The Taskforce noted the potential benefits of cryptoassets, but placed considerable emphasis on the risks posed. In this respect, although the UK Government has reiterated its ambition for the UK to be among the world’s most innovative economies, the report points to evidence of consumer harm and risks to market integrity.  On the positive side for the UK’s DLT and cryptoassets sector, the Taskforce indicated that more regulatory certainty on cryptoassets will be provided over the coming months, which is to be welcomed.

Key Messages from UK Taskforce

  • UK regulatory approach is “well suited to support” developing DLT in financial services
  • UK regulators to continue taking a technologically neutral approach to regulation
  • Use of cryptoassets for financial crime will not be tolerated; the sector is to be brought within AML regulation with gold plating of 5MLD requirements
  • FCA to provide guidance on regulatory perimeter and the status of “security” tokens
  • Consultation on whether to extend the regulatory perimeter to cryptoassets and ICOs where there have equivalent characteristics to specified investments
  • UK initiatives to take consistent international action

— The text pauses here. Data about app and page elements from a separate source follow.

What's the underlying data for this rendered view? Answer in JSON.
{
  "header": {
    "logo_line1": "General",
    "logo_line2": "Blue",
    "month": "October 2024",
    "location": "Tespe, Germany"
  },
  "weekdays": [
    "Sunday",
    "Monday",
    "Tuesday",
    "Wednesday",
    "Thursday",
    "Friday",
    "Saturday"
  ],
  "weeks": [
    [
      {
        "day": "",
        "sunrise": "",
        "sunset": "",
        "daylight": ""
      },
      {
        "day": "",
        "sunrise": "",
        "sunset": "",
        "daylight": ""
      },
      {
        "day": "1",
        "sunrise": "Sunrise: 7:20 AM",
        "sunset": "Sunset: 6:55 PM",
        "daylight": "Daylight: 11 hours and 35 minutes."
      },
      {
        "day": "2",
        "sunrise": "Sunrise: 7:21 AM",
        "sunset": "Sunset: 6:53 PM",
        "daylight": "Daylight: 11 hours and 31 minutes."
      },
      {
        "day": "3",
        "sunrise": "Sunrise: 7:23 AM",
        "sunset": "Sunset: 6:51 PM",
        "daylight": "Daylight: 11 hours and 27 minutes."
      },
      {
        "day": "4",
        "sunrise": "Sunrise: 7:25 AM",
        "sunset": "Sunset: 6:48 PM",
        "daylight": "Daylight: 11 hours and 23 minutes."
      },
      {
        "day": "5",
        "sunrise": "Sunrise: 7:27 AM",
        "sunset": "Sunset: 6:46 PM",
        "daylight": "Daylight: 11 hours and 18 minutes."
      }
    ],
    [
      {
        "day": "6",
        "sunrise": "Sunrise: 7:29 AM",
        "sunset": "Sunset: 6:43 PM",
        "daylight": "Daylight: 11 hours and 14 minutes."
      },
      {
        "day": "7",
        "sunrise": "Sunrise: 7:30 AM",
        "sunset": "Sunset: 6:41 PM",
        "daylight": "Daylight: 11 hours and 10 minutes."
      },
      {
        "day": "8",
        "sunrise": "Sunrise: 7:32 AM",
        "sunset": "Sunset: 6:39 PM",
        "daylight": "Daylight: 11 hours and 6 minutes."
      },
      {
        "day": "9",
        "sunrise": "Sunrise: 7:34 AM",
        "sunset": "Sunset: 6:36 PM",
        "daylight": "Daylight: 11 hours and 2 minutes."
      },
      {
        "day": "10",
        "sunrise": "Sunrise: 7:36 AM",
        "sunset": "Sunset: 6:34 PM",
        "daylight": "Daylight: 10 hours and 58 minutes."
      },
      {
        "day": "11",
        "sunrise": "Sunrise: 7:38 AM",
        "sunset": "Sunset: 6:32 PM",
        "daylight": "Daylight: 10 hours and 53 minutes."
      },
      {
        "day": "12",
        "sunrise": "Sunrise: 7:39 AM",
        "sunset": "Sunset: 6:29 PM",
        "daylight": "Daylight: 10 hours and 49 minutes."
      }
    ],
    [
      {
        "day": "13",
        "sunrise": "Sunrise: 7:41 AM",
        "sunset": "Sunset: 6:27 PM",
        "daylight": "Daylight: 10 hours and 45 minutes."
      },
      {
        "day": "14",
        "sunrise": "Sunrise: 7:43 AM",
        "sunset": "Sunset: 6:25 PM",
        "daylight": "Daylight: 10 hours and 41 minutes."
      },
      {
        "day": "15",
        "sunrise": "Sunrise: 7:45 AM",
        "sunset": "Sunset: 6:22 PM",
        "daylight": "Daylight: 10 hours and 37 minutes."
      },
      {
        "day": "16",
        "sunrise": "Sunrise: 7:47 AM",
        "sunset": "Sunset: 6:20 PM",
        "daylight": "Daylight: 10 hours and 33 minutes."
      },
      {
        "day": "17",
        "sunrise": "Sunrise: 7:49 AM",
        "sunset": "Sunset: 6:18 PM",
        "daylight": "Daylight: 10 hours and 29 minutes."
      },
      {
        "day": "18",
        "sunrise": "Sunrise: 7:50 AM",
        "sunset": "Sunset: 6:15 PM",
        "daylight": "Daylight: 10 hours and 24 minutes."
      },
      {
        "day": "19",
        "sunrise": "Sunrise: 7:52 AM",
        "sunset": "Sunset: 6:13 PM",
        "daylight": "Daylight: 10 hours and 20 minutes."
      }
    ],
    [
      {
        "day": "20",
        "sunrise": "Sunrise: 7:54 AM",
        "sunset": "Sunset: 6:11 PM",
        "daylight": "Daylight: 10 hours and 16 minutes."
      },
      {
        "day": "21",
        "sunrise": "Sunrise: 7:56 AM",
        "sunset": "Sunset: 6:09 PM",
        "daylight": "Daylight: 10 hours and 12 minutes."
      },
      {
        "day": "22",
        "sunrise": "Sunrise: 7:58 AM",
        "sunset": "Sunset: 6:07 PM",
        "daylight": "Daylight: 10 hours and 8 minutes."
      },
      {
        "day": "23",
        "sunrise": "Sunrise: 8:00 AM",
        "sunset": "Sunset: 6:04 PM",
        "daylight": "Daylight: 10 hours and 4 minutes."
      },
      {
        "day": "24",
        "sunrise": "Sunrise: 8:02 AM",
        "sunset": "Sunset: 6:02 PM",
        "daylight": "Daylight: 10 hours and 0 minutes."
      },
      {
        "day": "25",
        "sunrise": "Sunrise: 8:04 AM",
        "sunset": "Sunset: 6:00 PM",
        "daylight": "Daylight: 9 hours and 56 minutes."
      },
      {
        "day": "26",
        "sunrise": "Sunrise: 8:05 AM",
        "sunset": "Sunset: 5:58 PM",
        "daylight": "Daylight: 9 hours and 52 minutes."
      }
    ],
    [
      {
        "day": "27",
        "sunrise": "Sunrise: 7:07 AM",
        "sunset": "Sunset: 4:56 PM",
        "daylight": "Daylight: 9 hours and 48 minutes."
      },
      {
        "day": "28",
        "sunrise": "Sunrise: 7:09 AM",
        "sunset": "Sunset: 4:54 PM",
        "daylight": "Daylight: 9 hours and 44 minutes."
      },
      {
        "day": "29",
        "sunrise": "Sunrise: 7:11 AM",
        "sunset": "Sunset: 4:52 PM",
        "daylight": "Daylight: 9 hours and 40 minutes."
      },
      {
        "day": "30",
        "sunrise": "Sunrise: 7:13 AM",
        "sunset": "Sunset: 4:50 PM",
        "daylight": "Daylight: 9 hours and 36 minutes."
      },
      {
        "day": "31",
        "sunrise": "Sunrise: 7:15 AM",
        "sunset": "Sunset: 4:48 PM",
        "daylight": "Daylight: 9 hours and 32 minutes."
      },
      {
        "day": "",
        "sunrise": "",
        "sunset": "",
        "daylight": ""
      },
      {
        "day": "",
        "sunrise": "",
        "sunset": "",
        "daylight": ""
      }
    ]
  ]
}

All these recent reports confirm that the risks posed and (to a lesser extent) the opportunities presented by cryptoassets are fast rising up the political and regulatory agenda. There is growing pressure on government and regulators to act.

The adage that technology has made the world smaller is truer than ever in the context of DLT and cryptoassets. As do ESMA and the EBA in respect to the EU, the Taskforce argues for a consistent international approach to ensure global “regulatory coherence” and avoid arbitrage in markets. The UK will lobby for higher standards and increased regulation through international bodies such as FATF, the G-20 and Central Bank Governors, IOSCO and the Financial Stability Board. The FCA and other regulators will also be able to work through the newly established Global Financial Innovation Network (GFIN), which acts as a forum for joint work and discussions on technologies such as DLT and cryptoassets.


Sue McLean is a partner and co-chair of the EMEA Financial Services Industry Group and co-chair of the UK FinTech practice. She specialises in technology and had been advising on technology projects for over 20 years. She also advises clients (both customers and vendors) on a wide range of technology matters, including outsourcing, cloud, digital transformation, technology procurement, development and licensing, m/e-commerce, AI, blockchain and data privacy.


Mark Simpson is a partner in the Financial Services & Regulatory Group in the London office where he practices in the areas of financial regulation, financial crime, and regulatory investigations. He is a member of the Firm's EMEA Financial Services & Insurance Steering Committee, as well as its Global Funds and FinTech Groups.